"Our best hypothesis at the time was that it would take Ohio schools a while to adjust their approach to instruction and improve curriculum,'' he said. "That was the reason we adopted an approach that looked for more incremental progress in the early years of the 12-year trajectory and steeper progress in the later years.''
Goal seen as unrealistic
Chester said he worries that the pressure states face to get all kids passing the tests by 2013-14 is keeping state education officials from making those tests harder.
"I think that the 100-percent proficiency target actually becomes a disincentive for states to raise academic standards,'' he said.

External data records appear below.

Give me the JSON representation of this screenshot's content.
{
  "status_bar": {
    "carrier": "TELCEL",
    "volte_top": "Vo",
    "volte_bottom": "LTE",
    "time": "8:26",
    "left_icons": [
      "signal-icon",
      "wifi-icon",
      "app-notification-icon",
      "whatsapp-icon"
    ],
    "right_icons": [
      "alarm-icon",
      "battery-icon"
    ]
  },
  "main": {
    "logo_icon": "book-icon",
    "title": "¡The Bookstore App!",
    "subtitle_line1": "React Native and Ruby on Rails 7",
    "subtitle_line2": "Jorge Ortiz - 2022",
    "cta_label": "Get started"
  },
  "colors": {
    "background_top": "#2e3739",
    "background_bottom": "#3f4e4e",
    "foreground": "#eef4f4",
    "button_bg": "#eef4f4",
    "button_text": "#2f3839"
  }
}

Jennings said many state officials saw the 2013-14 goal as unrealistic and likely to be changed, so they just put off the law's effects.
Efforts to revise the No Child Left Behind failed in Congress this year, and the 2013-14 goal remains in place. That means, eventually, that even states that expect schools to make gradual gains will find a lot of schools falling short of the 100-percent mark in six years, Jennings said.
However, he added that scores are up on state tests across the country, and having an end goal is probably part of the reason. "Unless you have a deadline, people put things off so there is some purpose in having a goal,'' Jennings said.
But it should be more realistic, says Michael Petrilli, vice president at the Thomas B. Fordham Institute, a Washington-based education think tank.
"To say 100 percent is just silly, and it creates frustration in the education system. Educators look at that goal and say, 'These people must be kidding,''' Petrilli said.
Parents want results now
Even if educators have that view, parents don't, says Kerri Briggs, the Education Department's assistant secretary for elementary and secondary education.
"They would like their kids to be on grade level now and not 50 years from now, not 20 years from now, but this year,'' Briggs said.
Briggs also noted that the law had reasonable exceptions.
For example, the reading scores of newly arrived immigrants don't count. Schools also are allowed to exclude test scores when a racial group is too small to be statistically significant, and when students' privacy could be jeopardized. In addition, students with disabilities may be given easier tests than those given to other students.
There is one other way schools can avoid the penalties associated with missing benchmarks under No Child Left Behind: If schools miss annual testing goals but show they have reduced the number of kids failing by 10 percent from the previous year, they can avoid penalties. They also must make progress in another area, often attendance.